It is a little known fact that people living in rented accommodation are much more likely to have a fire. So, it is essential for landlords to consider all the issues related to fire risks for their tenants, not only to be aware of the dangers but also to prevent them.
Fire Safety Tip # 1 – Install an appropriate fire safety system
Landlords in England should protect domestic premises in conjunction with the fire safety standard afforded by the LD system of standards. Category LD1 covers alarms in all circulation spaces that form part of escape routes and all areas where a fire might start but not bathrooms, shower rooms or toilets. Category LD2 refers to alarms in all circulation spaces that form part of escape routes and rooms or areas that present a high firs risk. Category LD3 is intended to protect escape routes for those not directly involved in the fire and may not save the life of anyone in the immediate vicinity of the fire.
Fire Safety Tip # 2 – Conduct a thorough fire risk assessment
Just like employers, landlords have certain legal obligations when it comes to fire safety and protection of their properties and the safety of people who reside in their premises. Legislation requires that landlords carry out fire risk assessments in all areas of their properties. This process will identify any fire hazards and who is at risk and decide if anything needs to be done to remove or reduce that risk. A fire risk assessment includes; Identify fire hazards; Identify people at risk; Evaluate, remove or reduce and protect them from risk; Instruct and train those at risk and importantly, Conduct regular risk reviews.
Fire Safety Tip # 3 – Understand which fire safety legislation applies to you
The fire safety regulations for rented properties are laid out in various Acts. These are the key laws that you should be aware of and must follow as a landlord:
- The Housing Act 2004, including the Housing Health & Safety Rating System (HHSRS)
- Furniture and Furnishings (Fire Safety) Regulations 1988/1989, 1993 and 2010
- The Regulatory Reform (Fire Safety) Order 2005
- The Smoke and Carbon Monoxide Alarm (England) Regulations 2015
- Building Regulations
Fire Safety Tip # 4 – Maintain an up to date list of useful resources
Compile and keep up to date a list of useful local resources. These could include information on local fire and rescue services (FRS) links and GOV resources. The National Landlords Association have commissioned a Fire Risk Assessment Template – essential reading for all responsible landlords.

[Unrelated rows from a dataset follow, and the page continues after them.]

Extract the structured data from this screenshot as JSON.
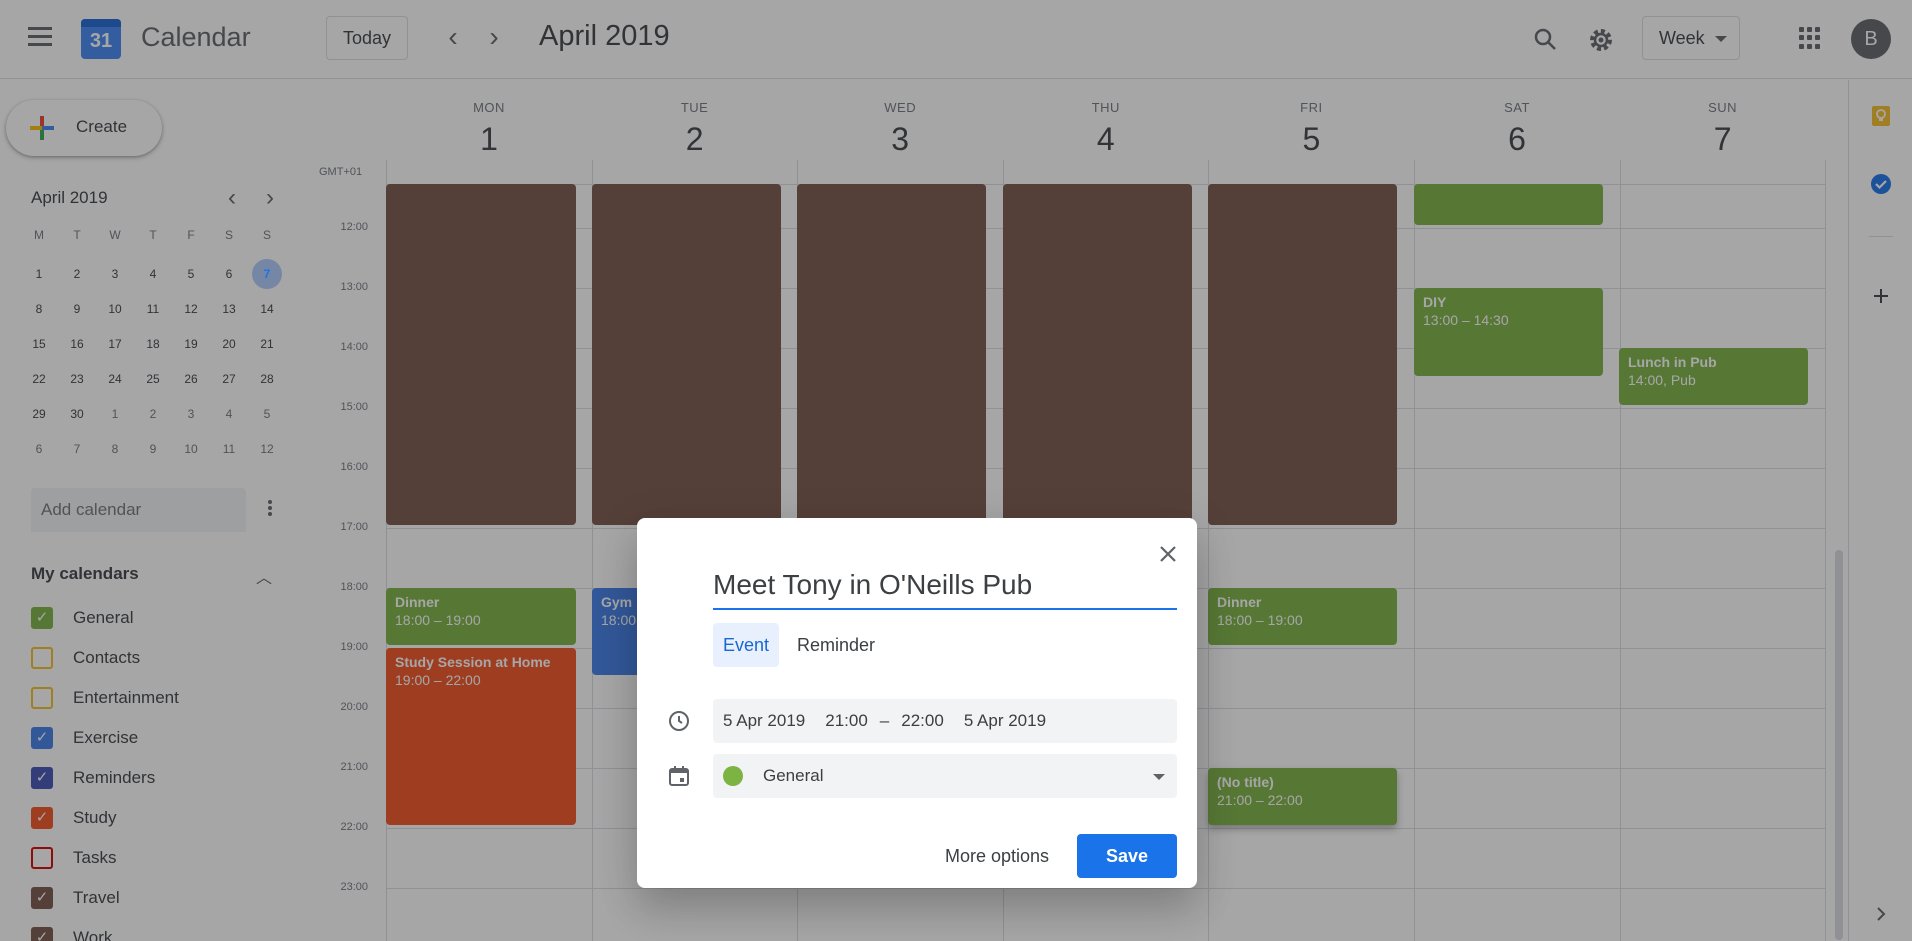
{
  "header": {
    "app_title": "Calendar",
    "logo_day": "31",
    "today_label": "Today",
    "month_title": "April 2019",
    "view_label": "Week",
    "avatar_initial": "B"
  },
  "sidebar": {
    "create_label": "Create",
    "mini_month": "April 2019",
    "mini_dow": [
      "M",
      "T",
      "W",
      "T",
      "F",
      "S",
      "S"
    ],
    "mini_weeks": [
      [
        "1",
        "2",
        "3",
        "4",
        "5",
        "6",
        "7"
      ],
      [
        "8",
        "9",
        "10",
        "11",
        "12",
        "13",
        "14"
      ],
      [
        "15",
        "16",
        "17",
        "18",
        "19",
        "20",
        "21"
      ],
      [
        "22",
        "23",
        "24",
        "25",
        "26",
        "27",
        "28"
      ],
      [
        "29",
        "30",
        "1",
        "2",
        "3",
        "4",
        "5"
      ],
      [
        "6",
        "7",
        "8",
        "9",
        "10",
        "11",
        "12"
      ]
    ],
    "add_calendar_placeholder": "Add calendar",
    "my_calendars_title": "My calendars",
    "calendars": [
      {
        "label": "General",
        "color": "#7cb342",
        "checked": true
      },
      {
        "label": "Contacts",
        "color": "#f6bf26",
        "checked": false
      },
      {
        "label": "Entertainment",
        "color": "#f6bf26",
        "checked": false
      },
      {
        "label": "Exercise",
        "color": "#3f7de8",
        "checked": true
      },
      {
        "label": "Reminders",
        "color": "#3f51b5",
        "checked": true
      },
      {
        "label": "Study",
        "color": "#f4511e",
        "checked": true
      },
      {
        "label": "Tasks",
        "color": "#d50000",
        "checked": false
      },
      {
        "label": "Travel",
        "color": "#795548",
        "checked": true
      },
      {
        "label": "Work",
        "color": "#795548",
        "checked": true
      }
    ]
  },
  "grid": {
    "timezone": "GMT+01",
    "days": [
      {
        "dow": "MON",
        "num": "1"
      },
      {
        "dow": "TUE",
        "num": "2"
      },
      {
        "dow": "WED",
        "num": "3"
      },
      {
        "dow": "THU",
        "num": "4"
      },
      {
        "dow": "FRI",
        "num": "5"
      },
      {
        "dow": "SAT",
        "num": "6"
      },
      {
        "dow": "SUN",
        "num": "7"
      }
    ],
    "hours": [
      "12:00",
      "13:00",
      "14:00",
      "15:00",
      "16:00",
      "17:00",
      "18:00",
      "19:00",
      "20:00",
      "21:00",
      "22:00",
      "23:00"
    ],
    "events": [
      {
        "title": "DIY",
        "time": "13:00 – 14:30",
        "color": "#7cb342"
      },
      {
        "title": "Lunch in Pub",
        "time": "14:00, Pub",
        "color": "#7cb342"
      },
      {
        "title": "Dinner",
        "time": "18:00 – 19:00",
        "color": "#7cb342"
      },
      {
        "title": "Gym",
        "time": "18:00",
        "color": "#3f7de8"
      },
      {
        "title": "Dinner",
        "time": "18:00 – 19:00",
        "color": "#7cb342"
      },
      {
        "title": "Study Session at Home",
        "time": "19:00 – 22:00",
        "color": "#f4511e"
      },
      {
        "title": "(No title)",
        "time": "21:00 – 22:00",
        "color": "#7cb342"
      }
    ],
    "work_color": "#795548"
  },
  "dialog": {
    "title_value": "Meet Tony in O'Neills Pub",
    "tab_event": "Event",
    "tab_reminder": "Reminder",
    "start_date": "5 Apr 2019",
    "start_time": "21:00",
    "dash": "–",
    "end_time": "22:00",
    "end_date": "5 Apr 2019",
    "calendar_value": "General",
    "more_options_label": "More options",
    "save_label": "Save",
    "accent": "#1a73e8"
  }
}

Fire Safety Tip # 5 – Test the fire alarms, doors and escape routes regularly
Private sector landlords will be required from 1 October 2015 to have at least one smoke alarm installed on every storey of their properties and a carbon monoxide alarm in any room containing a solid fuel burning appliance (e.g. a coal fire, wood burning stove). After that, the
landlord must make sure the alarms are in working order at the start of each new tenancy. All alarms that are fitted should be regularly maintained and tested to ensure they are working (this includes on a battery backup power supply for mains powered systems).
Ensure that all outside doors can be easily opened at all times from the inside. If you fit a mortice lock, make sure you install one with a thumb turn which can open from the inside. Having a spare key by the door is less satisfactory as it can get lost.
Make sure all passages and corridors (escape routes) are kept clear, i.e. do not have anything which can burn or clutter the escape route for residents leaving the premises in the event of a fire.
All doors that lead out onto the escape route (i.e. a front door of a flat in a block) are required to be a 30-minute fire door (FD30).
Some tenants need more help than others. The Equality Act was implemented in 2010 to ensure residents with a disability are not put under unfair disadvantage. Vulnerable tenants are defined as a person who is over the age of 18 but requires community care services.
Is there a smoking policy in your property? According to government statistics, smokers and their paraphernalia accounted for more than 6% of accidental dwelling fires in 2015/16. Landlords should consider implementing a smoking policy, alert tenants of the dangers or install smoking points with safe cigarette disposal spots outside of the property… or even better, prohibit smoking.
Ideally, this information should be shared with your tenant, making sure they are educated. Landlords can ask the local Fire and Rescue Services to a fire safety visit.
Landlords have a moral and legal responsibility when providing fire safety for tenants, so it is important to ensure all areas are covered in the home – both before and throughout the duration of a tenancy.